> [Items listed in a dataset]

★ ★ ★ ★

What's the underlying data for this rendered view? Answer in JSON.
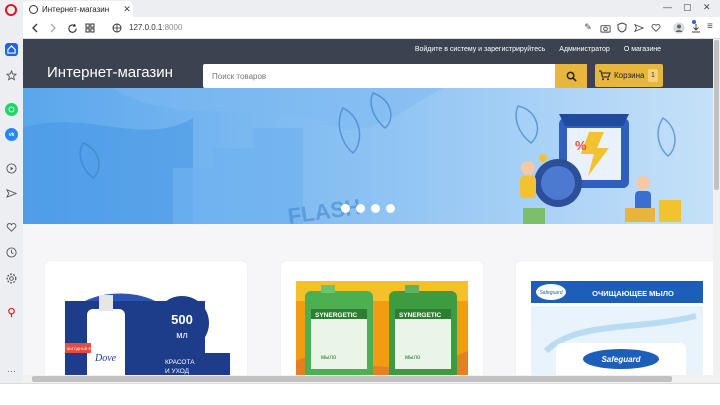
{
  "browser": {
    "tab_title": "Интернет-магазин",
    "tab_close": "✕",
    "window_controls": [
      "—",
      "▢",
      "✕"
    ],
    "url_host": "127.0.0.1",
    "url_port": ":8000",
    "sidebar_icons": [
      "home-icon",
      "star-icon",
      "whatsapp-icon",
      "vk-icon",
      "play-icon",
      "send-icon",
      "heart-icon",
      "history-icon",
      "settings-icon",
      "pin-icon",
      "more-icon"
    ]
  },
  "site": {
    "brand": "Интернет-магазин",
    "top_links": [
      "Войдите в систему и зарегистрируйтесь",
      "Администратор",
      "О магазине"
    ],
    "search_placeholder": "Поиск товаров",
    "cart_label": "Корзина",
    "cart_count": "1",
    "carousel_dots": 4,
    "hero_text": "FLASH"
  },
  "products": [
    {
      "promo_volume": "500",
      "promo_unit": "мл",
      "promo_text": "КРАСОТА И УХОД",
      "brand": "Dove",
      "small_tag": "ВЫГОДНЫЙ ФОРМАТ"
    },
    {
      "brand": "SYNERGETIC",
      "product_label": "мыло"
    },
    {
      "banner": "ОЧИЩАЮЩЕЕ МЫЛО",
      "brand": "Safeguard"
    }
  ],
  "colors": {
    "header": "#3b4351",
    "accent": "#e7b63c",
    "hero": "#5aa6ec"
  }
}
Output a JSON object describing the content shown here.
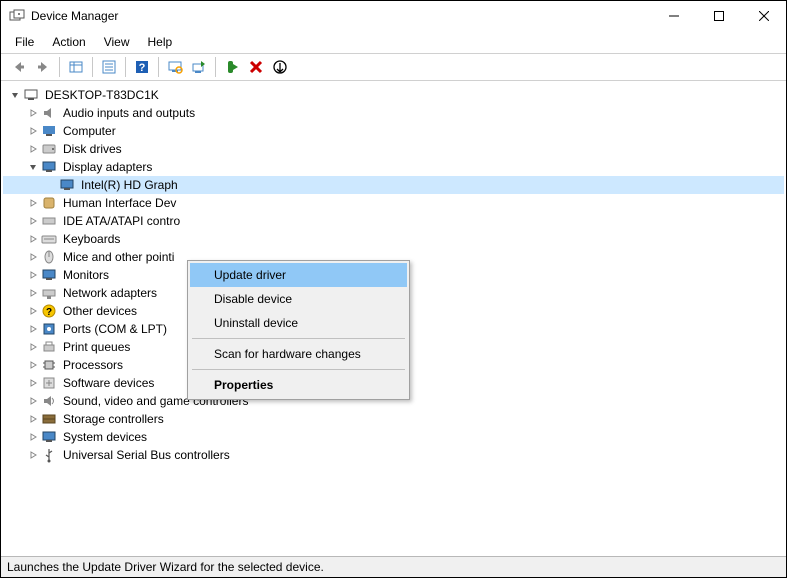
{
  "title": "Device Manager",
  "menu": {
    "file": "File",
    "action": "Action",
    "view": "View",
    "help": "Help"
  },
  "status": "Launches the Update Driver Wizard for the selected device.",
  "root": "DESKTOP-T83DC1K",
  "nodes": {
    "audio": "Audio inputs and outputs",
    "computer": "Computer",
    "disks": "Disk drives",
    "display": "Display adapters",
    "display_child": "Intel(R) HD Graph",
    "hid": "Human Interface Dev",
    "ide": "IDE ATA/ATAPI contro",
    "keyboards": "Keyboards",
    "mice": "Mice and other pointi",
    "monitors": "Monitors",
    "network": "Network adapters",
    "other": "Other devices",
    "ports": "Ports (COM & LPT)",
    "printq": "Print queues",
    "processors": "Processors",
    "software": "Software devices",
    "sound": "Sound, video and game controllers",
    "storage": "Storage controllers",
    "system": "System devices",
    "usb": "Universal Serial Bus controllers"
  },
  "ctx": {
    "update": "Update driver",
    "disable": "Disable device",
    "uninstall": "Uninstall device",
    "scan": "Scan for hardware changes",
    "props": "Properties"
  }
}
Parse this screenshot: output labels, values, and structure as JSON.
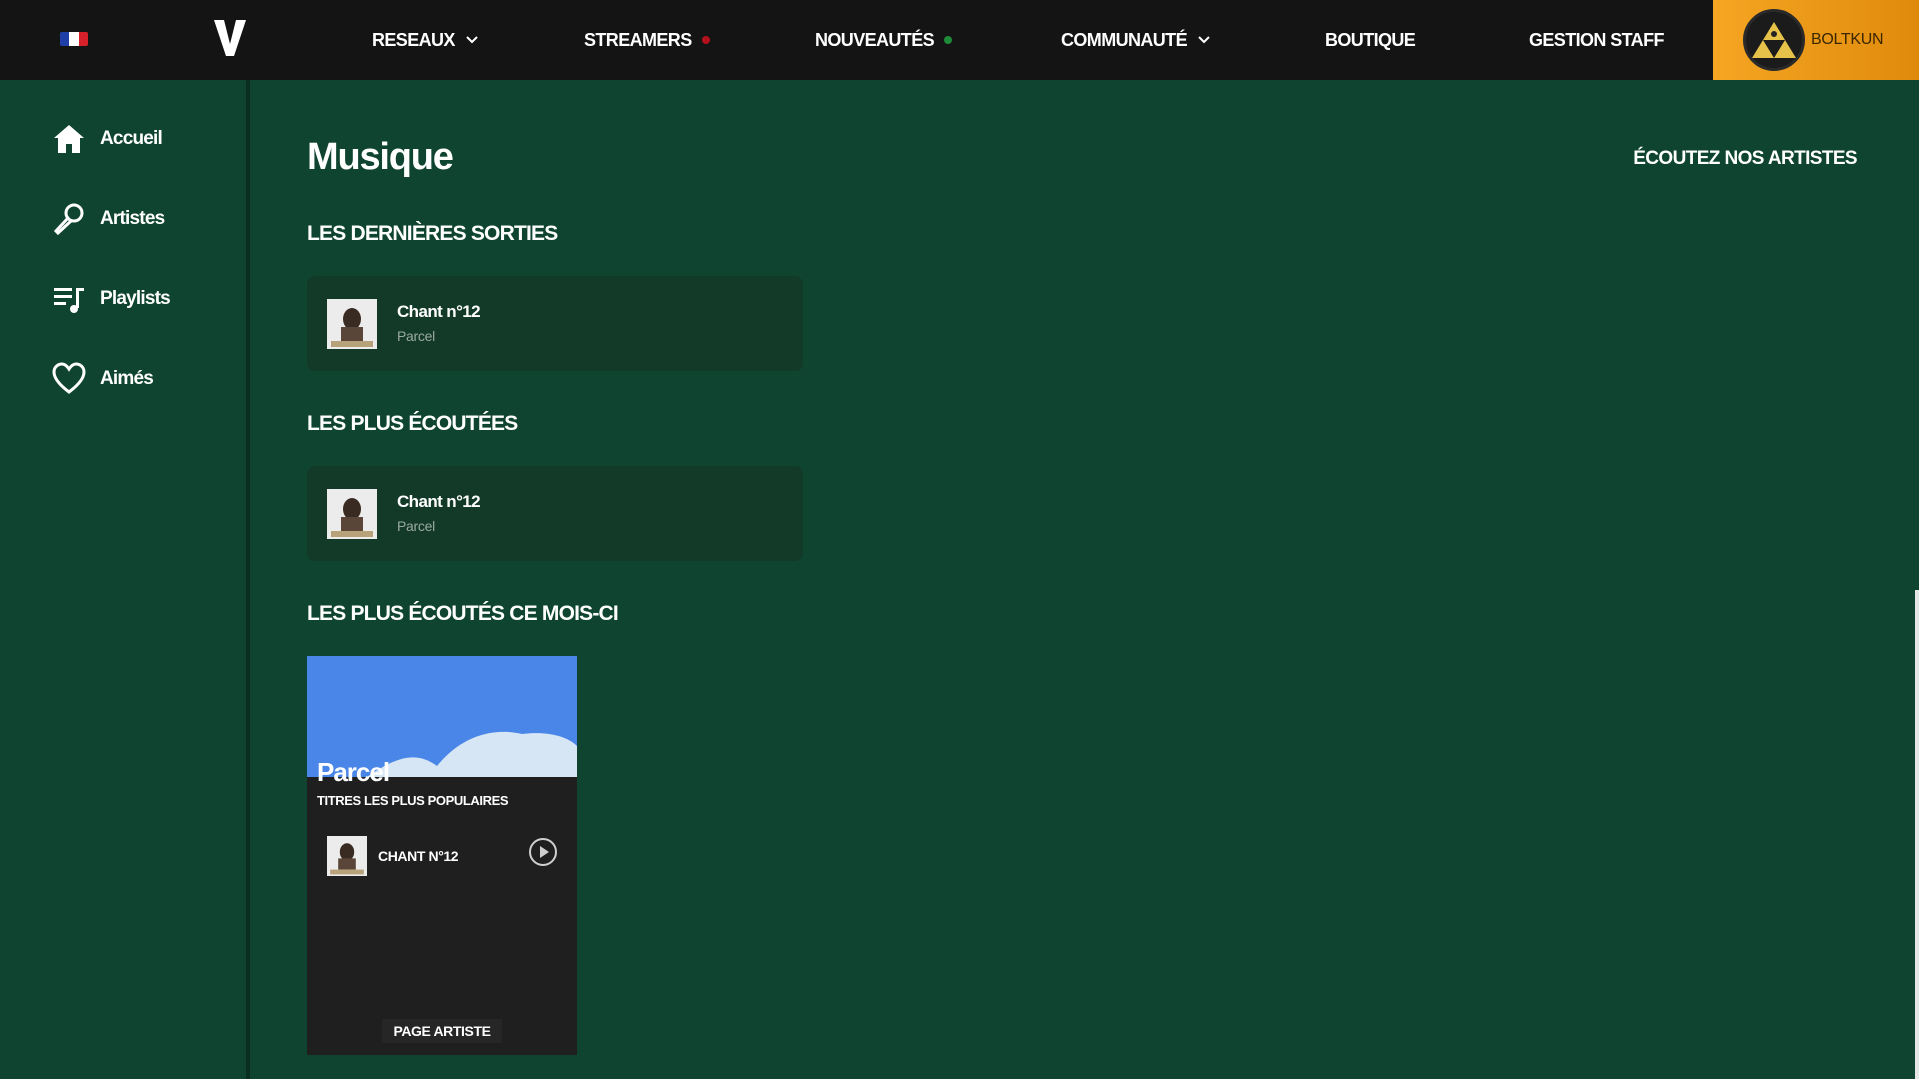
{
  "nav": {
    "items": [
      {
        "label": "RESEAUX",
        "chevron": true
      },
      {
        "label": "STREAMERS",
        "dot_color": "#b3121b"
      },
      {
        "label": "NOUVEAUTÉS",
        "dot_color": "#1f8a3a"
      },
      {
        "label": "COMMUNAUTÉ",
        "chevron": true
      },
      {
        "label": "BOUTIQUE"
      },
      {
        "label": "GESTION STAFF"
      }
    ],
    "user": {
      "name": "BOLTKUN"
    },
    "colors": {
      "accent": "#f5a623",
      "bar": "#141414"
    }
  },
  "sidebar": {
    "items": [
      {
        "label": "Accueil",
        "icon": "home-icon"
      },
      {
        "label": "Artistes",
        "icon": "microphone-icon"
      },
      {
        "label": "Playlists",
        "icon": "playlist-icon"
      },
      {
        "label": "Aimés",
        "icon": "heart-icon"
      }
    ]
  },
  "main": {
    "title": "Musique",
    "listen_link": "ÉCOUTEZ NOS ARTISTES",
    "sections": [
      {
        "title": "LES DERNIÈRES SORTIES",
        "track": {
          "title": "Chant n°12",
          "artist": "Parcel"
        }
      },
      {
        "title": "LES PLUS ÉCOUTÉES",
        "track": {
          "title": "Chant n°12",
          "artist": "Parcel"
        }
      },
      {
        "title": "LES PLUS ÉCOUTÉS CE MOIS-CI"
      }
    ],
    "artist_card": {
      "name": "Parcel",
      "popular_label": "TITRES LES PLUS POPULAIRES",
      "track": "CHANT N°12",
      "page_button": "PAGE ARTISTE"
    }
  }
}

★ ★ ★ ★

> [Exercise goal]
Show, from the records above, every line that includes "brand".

> [Problem solution]
    "brand": "Интернет-магазин",
      "brand": "Dove",
      "brand": "SYNERGETIC",
      "brand": "Safeguard"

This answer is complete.